You’ve described the album as a progression where it gets more optimistic towards the end and I totally noticed that while listening to it – it sounds like you’re getting back on your feet.
For sure. I don’t know if this has been your experience with depression but it kind of comes and goes and it’ll probably come and go for my whole life. It’s sort of just a wave that you have to ride and the record kind of captures that. It has the happy ending, coming out the other side at the end of the record.
It’s so important to be able to tell people that therapy was the light at the end of the tunnel for you and that it does help and it is important to consider if you’re really struggling.
Definitely. I think people are a little bit afraid of therapy for some reason. I feel like there’s this weird stigma around therapy where people feel like if they go to therapy then there must be something really wrong with them, you know what I mean? It just makes your life a little bit easier so why wouldn’t you go?
When I’m riding that wave, there’s not much that I want to do. I don’t want to get out of bed or go out anywhere but it’s nice to have an incentive like therapy to have every week to make yourself get up and go do something productive.

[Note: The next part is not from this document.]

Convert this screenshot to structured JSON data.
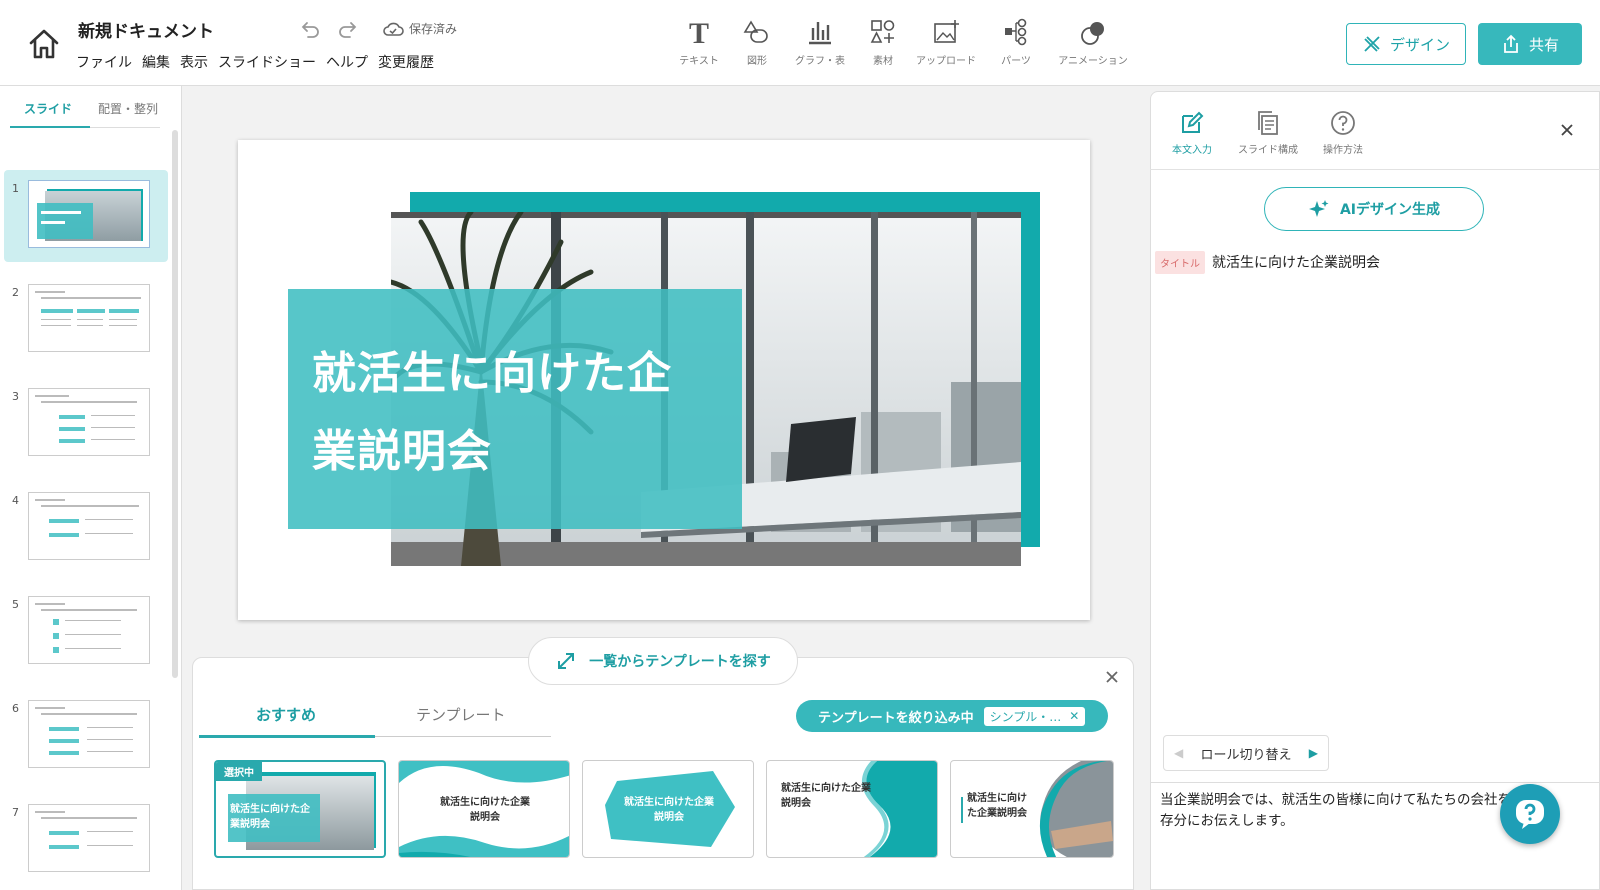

Oh definitely. When I was feeling really, really down, that was so helpful for me. I would have a bad week but at least I knew that at the end of the week I had this therapy session that would probably make me feel a little bit better.
Was writing a consistent source of therapy for you, as well or did it prove to cause more stress and anxiety?
It definitely has its negative sides. For this record, all the material came pretty easily just because I had so much going on and once I kind of had a vision for the record and what the concept was going to be, it made it a lot easier to fill in the blanks and figure out what else I needed to write to make it interesting. I’ve definitely experienced that before though, where I’m like “oh shit, I should be writing all the time. I need to write a new record!” and feeling anxious about that but I try not to do that to myself. You don’t want to make that good thing a source of anxiety.
Aside from therapy, what other coping mechanisms have you developed over the years to maintain and care for your mental health?
Well unfortunately, drinking has been kind of a horrible coping mechanism for me. I love to drink so I really had to reel that in. I actually took a six-month break from booze after I went back to therapy. It was really tough but it made everything so much clearer. My head had never felt that kind of clarity before. Having a clear mind made all the problems so much easier to deal with but it was definitely tough. I had been using booze as a crutch since as far back as I can remember so to take that away and deal with everything instead of avoiding dealing with everything was really something I’d never done before.
Are there any other skills that you implement in your daily life to keep things good?
I was just thinking about this today – I’m doing way more things that I didn’t normally do before. I’ve taken up woodworking. I have a friend and he and I do some woodworking stuff in his shed once a week. We call it woodworking club. It’s been super fun and it’s something I’ve always wanted to do but for some reason, I had just never done it and I was like “hey, why am I not doing this? Just fucking go for it” so I have been and it’s been amazing. I’ve also been cooking a ton. I’ve been taking on huge meals and trying to cook a bunch and that’s been really fucking awesome. I didn’t realize how much I liked cooking. I actually just bought a nice camera – I really like taking photos so I’ve been taking more photos.
You have so many good things that you’ve picked up!
I know, right?! I just realized it today that I’ve been doing new things all the time and that’s also really helpful. It makes me excited about my life. I just feel like learning new skills is really good too. It makes you feel good about yourself.